New keyboard arrived! @OrtholinearKB + @Massdrop Planck with Kailh speed copper switches. Tiny four row keyboard, practising with it at work but unsure what to commit it to:— Az (@judges119) December 9, 2020
- work keyboard
- render/project macro board
- build a cyberdeck RPi and use this pic.twitter.com/rqn1VbFJYF
And finally, a couple of weeks ago, I realised that all this daydreaming wasn’t helping me acheive my goal. I could shit in one hand and wish in the other and see which fills up first, or I could just use what I had lying around and get started. In the end the only thing I had to buy was a tiny screen that could be powered off USB. I had everything else I needed to get a prototype done. I ended up using the following:
- Raspberry Pi Model 3B+ (was my Gopher server, now virtualised)
- OLKB Planck keyboard
- 1024x600 HDMI 7" Screen with USB Capacitive Touch from Jaycar
I initially bought a screen without touch capability, but it was dead-on-arrival and while I’ve sent it back to claim a refund, it’s unlikely a replacement would be possible as it seems to be out of stock in most places, even overseas. So I could keep putting it together while waiting for the refund, I ended up shelling out for a different screen and the model shown above met my needs and I didn’t have to set up touch.
After everything arrived, I tried a few different boxes I had as cases to emulate that laptop feel (screen on hinged top, keyboard/guts in the bottom), but found the excess cabling dangling to be ugly and interfering, and I would need to rig up some kind of brace to prevent it opening too far. In the end, I’ve settled on the setup you see below using an archive box/folder from Ikea. Keyboard aligned bottom-left with screen mounted above, both parts on cardboard supports/jigs. Raspberry Pi partially hidden underneath, with the majority of the cabling obscured.
I’ve procured two mobile powerbanks to use as potential batteries, one for the RPi (which also powers the keyboard) and one for the screen, as it draws enough current to make the Raspberry Pi unhappy feeding it via USB. However, while I’m lounging on the couch, keeping it connected to mains power is no problem.
The laptop/cyberdeck (named
claude) runs on Alpine Linux, a tiny Linux distribution focused on simplicity and resource efficiency. Unfortunately for Raspberry Pi usage, the supported option runs the whole operating system from RAM. After a long night of wrangling with getting it installed too the microSD card and another half-evening messing with wireless drivers, I eventually had a device that could connect to the internet, that could store files, and that wouldn’t be completed wiped on reboot.
As you can see in the above pic, I’m not using any graphical desktop environment, this is a conscious choice as I want to push the limits of my terminal/CLI knowledge and get better overall at interfacing with systems this way.
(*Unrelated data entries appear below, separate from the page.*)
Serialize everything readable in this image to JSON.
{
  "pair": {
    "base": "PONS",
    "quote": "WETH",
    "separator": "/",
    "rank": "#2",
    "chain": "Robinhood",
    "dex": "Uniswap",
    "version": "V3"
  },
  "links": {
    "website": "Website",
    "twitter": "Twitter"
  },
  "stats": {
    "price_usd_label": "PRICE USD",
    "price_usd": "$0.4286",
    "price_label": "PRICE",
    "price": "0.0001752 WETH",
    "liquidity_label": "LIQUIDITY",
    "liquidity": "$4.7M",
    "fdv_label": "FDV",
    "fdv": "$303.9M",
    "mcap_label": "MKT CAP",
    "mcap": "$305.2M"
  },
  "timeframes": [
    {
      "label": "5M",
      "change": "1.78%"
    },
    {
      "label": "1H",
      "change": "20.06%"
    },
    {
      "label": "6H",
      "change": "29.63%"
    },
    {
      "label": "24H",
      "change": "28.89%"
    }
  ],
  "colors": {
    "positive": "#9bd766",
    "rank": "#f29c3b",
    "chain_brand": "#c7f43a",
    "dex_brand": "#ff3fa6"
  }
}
This has definitely been an interesting experience so far, lacking the ability to scroll back the viewport requires me to pipe everything to
less and use
screen before, but getting more confident with that (or
tmux) for swapping between terminal sessions like I would desktop windows should help my productivity.
Tonight has probably been the biggest step, which involved setting up
git, generating an SSH key, checking out my blog (it’s a statically generated site and writing half this post on it. In fact write now I’m editing it while a
screen session running
hugo serve monitors and rebuilds the site so I can test it in Lynx.
It’s definitely been a learning exercise, but this isn’t a bad thing. If anything, I’ve really enjoyed it and the revelations it’s provided about the conveniences we are normally afforded when computing. I’m interested to do more with this, and see where it takes me. It feels enjoyable, it feels engaging, and fun, and it all feels mine.